Electronic waste, alternatively referred to as E-Waste, is a direct bi-product of the electronic revolution that stemmed our love and now, reliance, on our electronic gadgets. Our electronic gadgets have completely changed the way in which we live our lives. Prior to the launch of the first commercial mobile phone in 1983, we were reliant on landline phones which were usually one to two per household and business, not one per person. As the name suggests, the mobile phone’s size, shape and transportability opened up a whole new world of communication and accessibility on the go. As time went on and mobile phones become more and more advanced in their capabilities, eventually resulting in smartphones, it’s become harder to find a person worldwide that does not posess one, or at the very least have access to one (and sometimes more). It’s is easier to communicate than it ever was before and our access to information is instantaneous, constant and generally uninterrupted. The electronic revolution has created a level of consumer demand that is largely unprecedented and unwavering, with many clamouring to purchase the latest models of their favourite technology and gadgets.

However, with large scale consumerism comes large scale waste, and in this case – e-waste, which is when our previously beloved devices and gadgets get discarded for a number of different reasons including obsoletion, out-datedness, malfunctioning or redundancy. This includes devices like our mobile phones, laptops, PCs, notebooks, gaming consoles, MP3 players and more. The real question is what happens to all our old technology once we deem it no longer useful? Unfortunately, the e-waste statistics are not encouraging at this stage. According to The World Counts, we generate “40 million tons of electronic waste every year, worldwide.” That is equivalent to disposing of approximately 800 laptops per second. “E-waste comprises over 70% of our overall toxic waste” and “85% of which ends up in landfills.” E-waste is considered toxic due to the chemicals and mineral composition of its core components, as well as the nature of its disposal through incineration and burning. With the average mobile phone user replacing their unit approximately “every 18 months”, that is a significant amount of devices that go to waste in a very short amount of time. It is estimated that annual production of cell phones and computers will increase 8% per year, which is indicative of the desperate need for better e-waste recycling and disposal.

The sad reality is that the vast majority of e-waste isn’t recycled or recyclable and therefore ends up in landfills across Africa and Asia. This is hugely problematic due to the fact that the incineration of these devices in the landfills across the world plays a major role in polluting the planet and releasing toxic chemicals into the ground and atmosphere.

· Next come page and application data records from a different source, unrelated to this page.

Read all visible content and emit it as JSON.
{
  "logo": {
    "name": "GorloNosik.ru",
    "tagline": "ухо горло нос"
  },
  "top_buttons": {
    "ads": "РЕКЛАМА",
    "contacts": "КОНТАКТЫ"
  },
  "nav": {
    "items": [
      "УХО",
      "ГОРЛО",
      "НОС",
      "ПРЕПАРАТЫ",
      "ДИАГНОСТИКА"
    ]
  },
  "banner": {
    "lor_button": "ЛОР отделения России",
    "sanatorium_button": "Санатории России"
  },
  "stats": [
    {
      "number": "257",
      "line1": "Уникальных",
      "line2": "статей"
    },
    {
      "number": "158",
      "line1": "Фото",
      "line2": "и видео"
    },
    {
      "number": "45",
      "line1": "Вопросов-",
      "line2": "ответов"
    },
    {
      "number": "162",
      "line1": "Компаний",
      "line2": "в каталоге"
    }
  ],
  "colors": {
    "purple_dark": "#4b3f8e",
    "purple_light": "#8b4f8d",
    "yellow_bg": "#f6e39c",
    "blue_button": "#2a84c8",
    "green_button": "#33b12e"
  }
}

It also has major health implications for the landfill workers who are responsible for the e-waste disposal. Therefore it’s up to everyone to dispose of their devices safely and ethically.